Excerpts from an interface dataset
┏━━

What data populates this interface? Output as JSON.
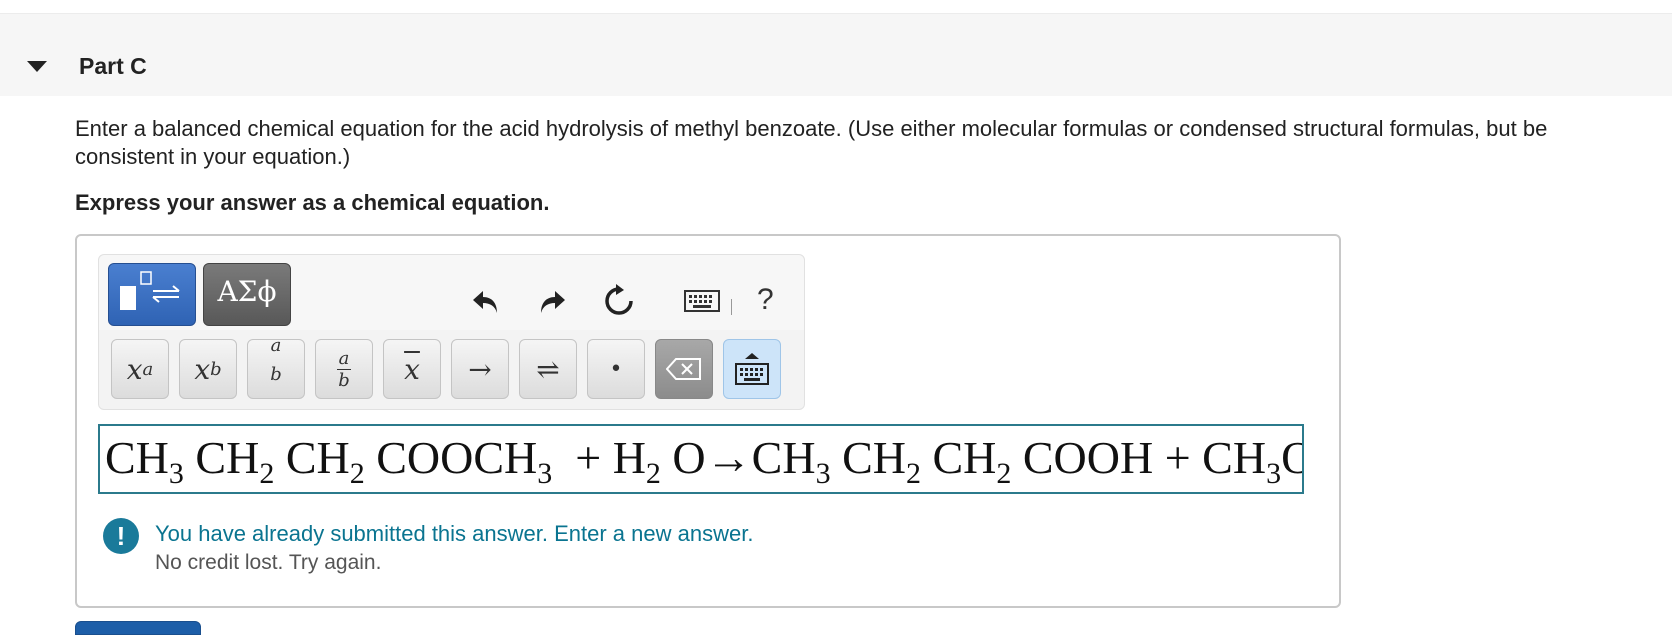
{
  "part": {
    "title": "Part C"
  },
  "question": {
    "text": "Enter a balanced chemical equation for the acid hydrolysis of methyl benzoate. (Use either molecular formulas or condensed structural formulas, but be consistent in your equation.)",
    "instruction": "Express your answer as a chemical equation."
  },
  "toolbar": {
    "greek_label": "ΑΣϕ",
    "help_label": "?",
    "keys": {
      "superscript": "x",
      "superscript_sup": "a",
      "subscript": "x",
      "subscript_sub": "b",
      "upper_top": "a",
      "upper_bottom": "b",
      "frac_top": "a",
      "frac_bottom": "b",
      "bar": "x",
      "arrow": "→",
      "equilibrium": "⇌",
      "dot": "•"
    }
  },
  "answer": {
    "segments": [
      {
        "t": "CH"
      },
      {
        "sub": "3"
      },
      {
        "t": " CH"
      },
      {
        "sub": "2"
      },
      {
        "t": " CH"
      },
      {
        "sub": "2"
      },
      {
        "t": " COOCH"
      },
      {
        "sub": "3"
      },
      {
        "t": "  + H"
      },
      {
        "sub": "2"
      },
      {
        "t": " O"
      },
      {
        "t": "→"
      },
      {
        "t": "CH"
      },
      {
        "sub": "3"
      },
      {
        "t": " CH"
      },
      {
        "sub": "2"
      },
      {
        "t": " CH"
      },
      {
        "sub": "2"
      },
      {
        "t": " COOH + CH"
      },
      {
        "sub": "3"
      },
      {
        "t": "OH"
      }
    ]
  },
  "feedback": {
    "message": "You have already submitted this answer. Enter a new answer.",
    "detail": "No credit lost. Try again.",
    "icon": "!"
  },
  "colors": {
    "accent_blue": "#2f63b4",
    "field_border": "#2b7a8c",
    "feedback_text": "#0a7490"
  }
}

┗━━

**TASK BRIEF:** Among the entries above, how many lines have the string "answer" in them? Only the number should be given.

**EXERCISE RESPONSE:** 3